BC: I mentioned the tonal shifts of the story. Is it challenging to go from the light-heartedness at one end of the spectrum to the heavy emotional beats that Black Canary goes through?
ER: It wasn't as difficult because the writing was so well done. They did a great job of creating arcs not only of my character but for all of the characters. That is always the best part of when you get material that you can actually work with, and it doesn't kill your soul to try and push it to where it needs to be because it's there. The writers on this and the directors were so great at bringing that out and supporting choices that I was bringing to the table.
BC: What would you say is at the core of this story?

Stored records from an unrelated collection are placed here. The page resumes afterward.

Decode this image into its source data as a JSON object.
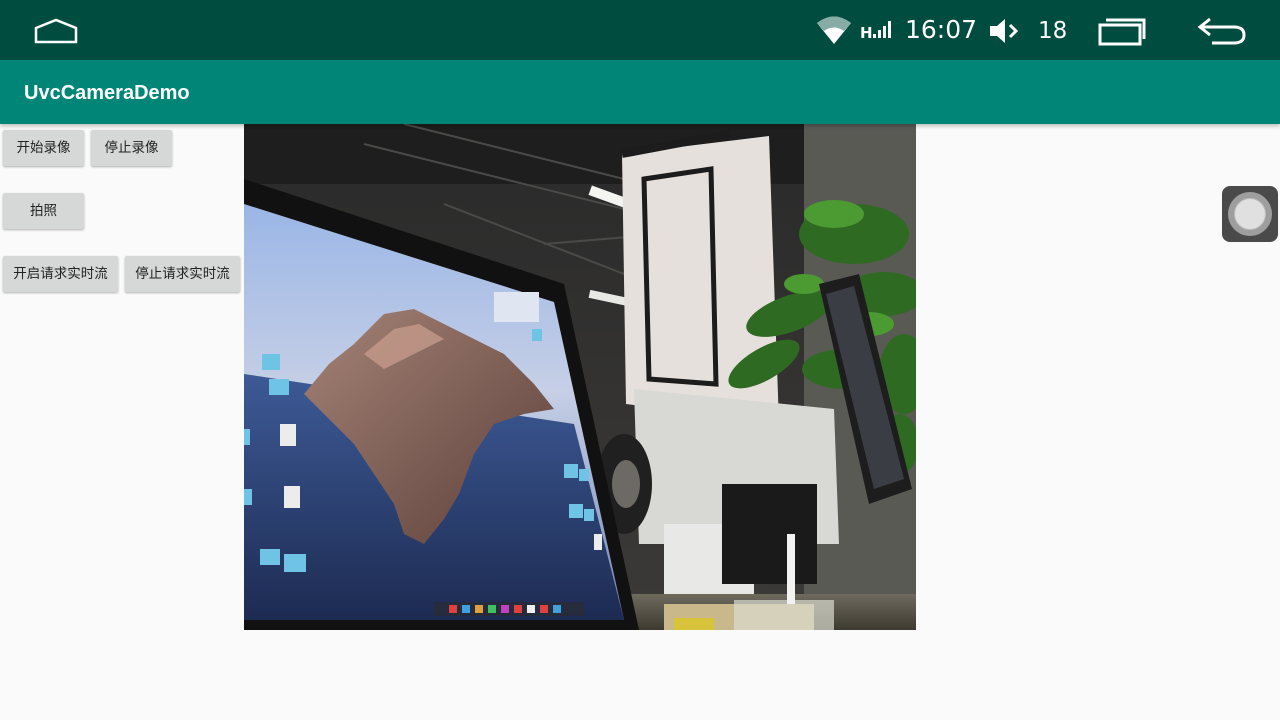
{
  "status_bar": {
    "time": "16:07",
    "volume_level": "18",
    "network_label": "H",
    "icons": [
      "home-icon",
      "wifi-icon",
      "signal-icon",
      "volume-icon",
      "recent-apps-icon",
      "back-icon"
    ]
  },
  "app_bar": {
    "title": "UvcCameraDemo"
  },
  "buttons": {
    "start_record": "开始录像",
    "stop_record": "停止录像",
    "take_photo": "拍照",
    "start_stream": "开启请求实时流",
    "stop_stream": "停止请求实时流"
  },
  "floating_button": {
    "icon": "assistive-touch-icon"
  },
  "colors": {
    "status_bar": "#004d40",
    "app_bar": "#008577",
    "background": "#fafafa",
    "button": "#d6d7d7"
  }
}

"Go live a life. Don't miss out on your chances; live your truth. Trust. Know that there is a support system around you. Even if it is just you, if you feel like it's just you at the moment, but there is probably someone else out there who can relate. Go out and be your authentic self. Yolo! It's all you got."
Justice Society World War II stars Stana Katic (Castle, Absentia) as Wonder Woman, Matt Bomer (Doom Patrol, The Boys in the Band) as Barry Allen/The Flash, Elysia Rotaru (Arrow) as Black Canary, Omid Abtahi (American Gods, The Mandalorian) as Hawkman, Chris Diamantopoulos (Silicon Valley, The Three Stooges) as Steve Trevor, Armen Taylor (JoJo's Bizarre Adventure: Golden Wind) as Jay Garrick/The Flash, Liam McIntyre (Spartacus, Justice League Dark: Apokolips War) as Aquaman, and Geoff Arend (Madam Secretary, Batman: Hush) as Charles Halstead/Advisor alongside director Jeff Wamester (Guardians of the Galaxy TV series), co-screenwriters Meghan Fitzmartin (Supernatural, DC Super Hero Girls) and Jeremy Adams (Supernatural, Batman: Soul Of The Dragon), and supervising producer Butch Lukic (Superman: Man of Tomorrow, Constantine: City of Demons).
Produced by Warner Bros. Animation and DC, the feature-length animated Justice Society: World War II will be distributed by Warner Bros. Home Entertainment on Digital starting April 27, 2021, and on 4K Ultra HD Blu-ray Combo Pack and Blu-ray on May 11, 2021.